When the line containing "What data populates" is reached, copy it and each subsequent line of the material below exactly, through the last line.

#### Material supplied
- Opening Delimiter -

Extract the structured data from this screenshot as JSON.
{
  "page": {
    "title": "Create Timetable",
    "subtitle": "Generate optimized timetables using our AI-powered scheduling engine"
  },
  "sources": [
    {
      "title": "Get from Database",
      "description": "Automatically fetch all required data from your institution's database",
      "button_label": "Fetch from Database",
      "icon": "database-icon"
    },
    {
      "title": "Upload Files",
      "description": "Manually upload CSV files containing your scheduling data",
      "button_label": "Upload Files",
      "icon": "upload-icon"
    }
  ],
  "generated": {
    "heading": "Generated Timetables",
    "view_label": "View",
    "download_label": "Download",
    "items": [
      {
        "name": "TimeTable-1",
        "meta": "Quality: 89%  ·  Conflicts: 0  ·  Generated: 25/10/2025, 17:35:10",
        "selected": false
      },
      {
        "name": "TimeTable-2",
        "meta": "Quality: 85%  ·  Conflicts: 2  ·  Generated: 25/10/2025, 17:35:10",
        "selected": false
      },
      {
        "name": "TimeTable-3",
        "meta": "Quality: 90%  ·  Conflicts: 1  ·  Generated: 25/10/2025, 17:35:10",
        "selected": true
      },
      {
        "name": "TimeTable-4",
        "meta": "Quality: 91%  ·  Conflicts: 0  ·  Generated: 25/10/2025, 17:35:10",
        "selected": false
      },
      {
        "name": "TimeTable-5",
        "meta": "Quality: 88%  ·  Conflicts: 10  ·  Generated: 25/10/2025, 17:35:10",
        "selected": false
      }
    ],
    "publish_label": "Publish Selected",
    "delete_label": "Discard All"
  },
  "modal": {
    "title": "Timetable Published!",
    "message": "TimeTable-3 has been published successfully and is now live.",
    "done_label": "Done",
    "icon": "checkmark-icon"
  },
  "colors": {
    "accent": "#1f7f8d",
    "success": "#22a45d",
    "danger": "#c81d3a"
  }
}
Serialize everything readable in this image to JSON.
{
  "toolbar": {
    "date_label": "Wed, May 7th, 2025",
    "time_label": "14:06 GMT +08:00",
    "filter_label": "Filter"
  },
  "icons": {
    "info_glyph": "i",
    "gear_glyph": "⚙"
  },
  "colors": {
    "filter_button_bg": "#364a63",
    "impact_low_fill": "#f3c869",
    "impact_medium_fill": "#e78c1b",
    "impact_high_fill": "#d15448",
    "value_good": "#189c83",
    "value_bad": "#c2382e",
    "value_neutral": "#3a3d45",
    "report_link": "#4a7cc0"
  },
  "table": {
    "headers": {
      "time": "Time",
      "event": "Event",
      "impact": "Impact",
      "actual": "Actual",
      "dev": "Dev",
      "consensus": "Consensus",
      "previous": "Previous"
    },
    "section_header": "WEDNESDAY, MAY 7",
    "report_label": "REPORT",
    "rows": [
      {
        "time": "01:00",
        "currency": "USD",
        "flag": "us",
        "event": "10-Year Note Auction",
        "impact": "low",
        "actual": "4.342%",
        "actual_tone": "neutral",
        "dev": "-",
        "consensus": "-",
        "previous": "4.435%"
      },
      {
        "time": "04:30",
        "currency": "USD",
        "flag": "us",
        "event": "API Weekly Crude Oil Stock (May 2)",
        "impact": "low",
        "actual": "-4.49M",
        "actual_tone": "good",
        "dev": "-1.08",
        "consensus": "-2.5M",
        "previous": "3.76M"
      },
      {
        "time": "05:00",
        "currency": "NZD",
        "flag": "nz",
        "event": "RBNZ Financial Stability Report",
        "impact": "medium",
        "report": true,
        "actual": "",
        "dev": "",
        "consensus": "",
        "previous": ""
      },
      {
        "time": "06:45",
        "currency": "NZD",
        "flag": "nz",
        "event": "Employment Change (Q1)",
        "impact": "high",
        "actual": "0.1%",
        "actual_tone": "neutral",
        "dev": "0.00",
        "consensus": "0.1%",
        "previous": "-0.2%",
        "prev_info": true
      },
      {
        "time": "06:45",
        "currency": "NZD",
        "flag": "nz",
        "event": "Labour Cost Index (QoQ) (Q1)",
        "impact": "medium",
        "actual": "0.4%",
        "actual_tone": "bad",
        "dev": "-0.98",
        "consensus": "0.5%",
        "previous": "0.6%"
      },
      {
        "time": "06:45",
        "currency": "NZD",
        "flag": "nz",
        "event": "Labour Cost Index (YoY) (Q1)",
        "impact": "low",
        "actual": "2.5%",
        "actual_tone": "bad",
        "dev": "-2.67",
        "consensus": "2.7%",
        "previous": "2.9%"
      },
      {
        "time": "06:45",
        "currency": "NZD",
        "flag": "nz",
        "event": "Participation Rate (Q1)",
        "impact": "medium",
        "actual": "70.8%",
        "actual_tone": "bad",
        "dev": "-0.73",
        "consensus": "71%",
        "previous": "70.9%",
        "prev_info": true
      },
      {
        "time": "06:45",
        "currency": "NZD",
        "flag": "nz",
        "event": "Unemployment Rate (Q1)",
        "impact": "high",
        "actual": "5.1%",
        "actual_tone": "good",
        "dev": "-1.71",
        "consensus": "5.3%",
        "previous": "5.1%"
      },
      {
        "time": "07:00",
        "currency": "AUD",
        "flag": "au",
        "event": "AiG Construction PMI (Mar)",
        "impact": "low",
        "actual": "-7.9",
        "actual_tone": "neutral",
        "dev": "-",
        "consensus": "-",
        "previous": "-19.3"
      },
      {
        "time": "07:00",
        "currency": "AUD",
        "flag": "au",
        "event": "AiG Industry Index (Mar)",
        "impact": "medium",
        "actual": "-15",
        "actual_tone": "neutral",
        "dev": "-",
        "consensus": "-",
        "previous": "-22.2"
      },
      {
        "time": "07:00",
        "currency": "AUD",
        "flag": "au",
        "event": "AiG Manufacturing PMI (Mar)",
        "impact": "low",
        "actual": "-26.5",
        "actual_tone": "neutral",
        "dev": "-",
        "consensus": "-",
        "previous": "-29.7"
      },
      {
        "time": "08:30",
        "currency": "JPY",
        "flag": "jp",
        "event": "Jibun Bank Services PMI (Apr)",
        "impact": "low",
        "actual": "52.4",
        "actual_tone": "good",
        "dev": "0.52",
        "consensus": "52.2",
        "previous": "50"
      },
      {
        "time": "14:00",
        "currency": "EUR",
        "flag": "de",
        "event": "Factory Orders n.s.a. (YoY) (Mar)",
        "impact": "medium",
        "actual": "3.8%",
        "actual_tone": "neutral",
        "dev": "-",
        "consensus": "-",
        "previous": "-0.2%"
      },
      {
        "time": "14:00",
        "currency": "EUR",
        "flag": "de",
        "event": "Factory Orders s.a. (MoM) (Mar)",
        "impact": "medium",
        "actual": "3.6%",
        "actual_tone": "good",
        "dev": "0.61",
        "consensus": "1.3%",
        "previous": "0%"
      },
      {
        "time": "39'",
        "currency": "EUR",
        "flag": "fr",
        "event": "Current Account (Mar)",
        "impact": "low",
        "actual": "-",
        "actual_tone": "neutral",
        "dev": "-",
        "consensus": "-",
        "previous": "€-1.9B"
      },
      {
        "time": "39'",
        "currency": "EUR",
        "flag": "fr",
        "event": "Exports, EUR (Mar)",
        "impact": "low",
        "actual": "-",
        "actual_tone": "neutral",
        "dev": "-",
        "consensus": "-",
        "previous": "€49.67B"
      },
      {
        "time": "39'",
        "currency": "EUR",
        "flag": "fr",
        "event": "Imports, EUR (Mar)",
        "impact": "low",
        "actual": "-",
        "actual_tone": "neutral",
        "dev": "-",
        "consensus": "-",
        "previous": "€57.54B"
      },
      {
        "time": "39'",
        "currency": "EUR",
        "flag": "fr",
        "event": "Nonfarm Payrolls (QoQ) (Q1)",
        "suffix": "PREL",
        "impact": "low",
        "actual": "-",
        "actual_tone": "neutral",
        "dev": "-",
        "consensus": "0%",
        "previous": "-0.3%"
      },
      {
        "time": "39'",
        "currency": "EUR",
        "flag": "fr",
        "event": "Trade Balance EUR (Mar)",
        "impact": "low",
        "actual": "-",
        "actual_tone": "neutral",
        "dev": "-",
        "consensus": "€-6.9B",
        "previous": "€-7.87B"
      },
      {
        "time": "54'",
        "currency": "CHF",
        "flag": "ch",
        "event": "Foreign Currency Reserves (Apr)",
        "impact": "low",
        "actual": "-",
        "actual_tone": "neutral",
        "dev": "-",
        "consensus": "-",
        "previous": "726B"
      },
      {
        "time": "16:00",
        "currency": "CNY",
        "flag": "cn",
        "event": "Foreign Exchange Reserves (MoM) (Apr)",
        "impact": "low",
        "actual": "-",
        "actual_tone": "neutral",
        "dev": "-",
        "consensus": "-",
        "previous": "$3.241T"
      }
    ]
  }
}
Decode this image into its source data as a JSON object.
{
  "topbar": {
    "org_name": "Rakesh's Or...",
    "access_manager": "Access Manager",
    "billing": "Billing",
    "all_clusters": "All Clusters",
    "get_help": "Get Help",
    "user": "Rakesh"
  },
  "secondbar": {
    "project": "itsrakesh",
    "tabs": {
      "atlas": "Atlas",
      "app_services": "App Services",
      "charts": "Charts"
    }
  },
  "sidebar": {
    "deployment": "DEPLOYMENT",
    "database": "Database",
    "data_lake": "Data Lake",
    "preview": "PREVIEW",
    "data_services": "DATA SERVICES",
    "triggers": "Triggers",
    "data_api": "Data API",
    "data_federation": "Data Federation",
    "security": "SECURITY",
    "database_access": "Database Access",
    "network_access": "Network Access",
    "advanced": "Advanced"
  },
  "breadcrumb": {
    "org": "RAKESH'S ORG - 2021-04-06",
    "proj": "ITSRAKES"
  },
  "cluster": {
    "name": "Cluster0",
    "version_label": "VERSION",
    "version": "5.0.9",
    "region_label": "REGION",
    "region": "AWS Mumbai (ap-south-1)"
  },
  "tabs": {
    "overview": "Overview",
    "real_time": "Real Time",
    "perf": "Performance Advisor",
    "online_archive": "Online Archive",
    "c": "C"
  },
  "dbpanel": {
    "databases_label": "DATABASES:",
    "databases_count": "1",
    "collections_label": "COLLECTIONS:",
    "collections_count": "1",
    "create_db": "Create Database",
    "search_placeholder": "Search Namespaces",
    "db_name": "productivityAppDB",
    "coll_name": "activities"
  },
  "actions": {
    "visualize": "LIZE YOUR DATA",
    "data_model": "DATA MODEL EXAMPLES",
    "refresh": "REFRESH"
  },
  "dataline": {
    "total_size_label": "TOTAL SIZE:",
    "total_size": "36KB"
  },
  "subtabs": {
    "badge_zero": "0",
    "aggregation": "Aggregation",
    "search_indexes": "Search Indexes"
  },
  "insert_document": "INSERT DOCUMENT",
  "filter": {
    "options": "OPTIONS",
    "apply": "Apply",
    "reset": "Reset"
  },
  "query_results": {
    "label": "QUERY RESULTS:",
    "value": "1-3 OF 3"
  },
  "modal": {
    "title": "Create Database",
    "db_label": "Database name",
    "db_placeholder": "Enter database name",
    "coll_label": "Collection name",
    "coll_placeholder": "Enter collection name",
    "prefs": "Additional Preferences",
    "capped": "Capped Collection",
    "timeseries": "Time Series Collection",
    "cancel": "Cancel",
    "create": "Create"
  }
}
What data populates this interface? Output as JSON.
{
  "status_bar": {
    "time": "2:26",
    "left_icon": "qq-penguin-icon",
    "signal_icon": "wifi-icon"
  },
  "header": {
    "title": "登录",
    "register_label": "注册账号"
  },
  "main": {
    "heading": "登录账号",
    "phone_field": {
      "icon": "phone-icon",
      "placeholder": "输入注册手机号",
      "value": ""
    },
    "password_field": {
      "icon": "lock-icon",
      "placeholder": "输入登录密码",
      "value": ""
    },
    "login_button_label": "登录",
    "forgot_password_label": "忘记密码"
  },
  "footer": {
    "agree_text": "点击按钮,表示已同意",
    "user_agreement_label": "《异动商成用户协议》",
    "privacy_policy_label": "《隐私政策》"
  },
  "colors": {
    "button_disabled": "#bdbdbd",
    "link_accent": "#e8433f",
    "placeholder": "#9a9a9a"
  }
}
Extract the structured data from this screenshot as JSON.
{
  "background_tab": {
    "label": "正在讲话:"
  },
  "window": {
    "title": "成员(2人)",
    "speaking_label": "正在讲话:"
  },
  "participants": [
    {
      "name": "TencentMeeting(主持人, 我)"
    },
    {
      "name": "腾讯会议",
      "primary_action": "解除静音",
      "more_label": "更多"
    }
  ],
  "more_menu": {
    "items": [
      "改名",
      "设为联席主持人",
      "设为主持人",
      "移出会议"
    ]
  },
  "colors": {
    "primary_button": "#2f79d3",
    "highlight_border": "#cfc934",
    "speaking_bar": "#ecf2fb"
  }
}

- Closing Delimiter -

#### Response to this task
What data populates this interface? Output as JSON.
{
  "status_bar": {
    "time": "2:26",
    "left_icon": "qq-penguin-icon",
    "signal_icon": "wifi-icon"
  },
  "header": {
    "title": "登录",
    "register_label": "注册账号"
  },
  "main": {
    "heading": "登录账号",
    "phone_field": {
      "icon": "phone-icon",
      "placeholder": "输入注册手机号",
      "value": ""
    },
    "password_field": {
      "icon": "lock-icon",
      "placeholder": "输入登录密码",
      "value": ""
    },
    "login_button_label": "登录",
    "forgot_password_label": "忘记密码"
  },
  "footer": {
    "agree_text": "点击按钮,表示已同意",
    "user_agreement_label": "《异动商成用户协议》",
    "privacy_policy_label": "《隐私政策》"
  },
  "colors": {
    "button_disabled": "#bdbdbd",
    "link_accent": "#e8433f",
    "placeholder": "#9a9a9a"
  }
}
Extract the structured data from this screenshot as JSON.
{
  "background_tab": {
    "label": "正在讲话:"
  },
  "window": {
    "title": "成员(2人)",
    "speaking_label": "正在讲话:"
  },
  "participants": [
    {
      "name": "TencentMeeting(主持人, 我)"
    },
    {
      "name": "腾讯会议",
      "primary_action": "解除静音",
      "more_label": "更多"
    }
  ],
  "more_menu": {
    "items": [
      "改名",
      "设为联席主持人",
      "设为主持人",
      "移出会议"
    ]
  },
  "colors": {
    "primary_button": "#2f79d3",
    "highlight_border": "#cfc934",
    "speaking_bar": "#ecf2fb"
  }
}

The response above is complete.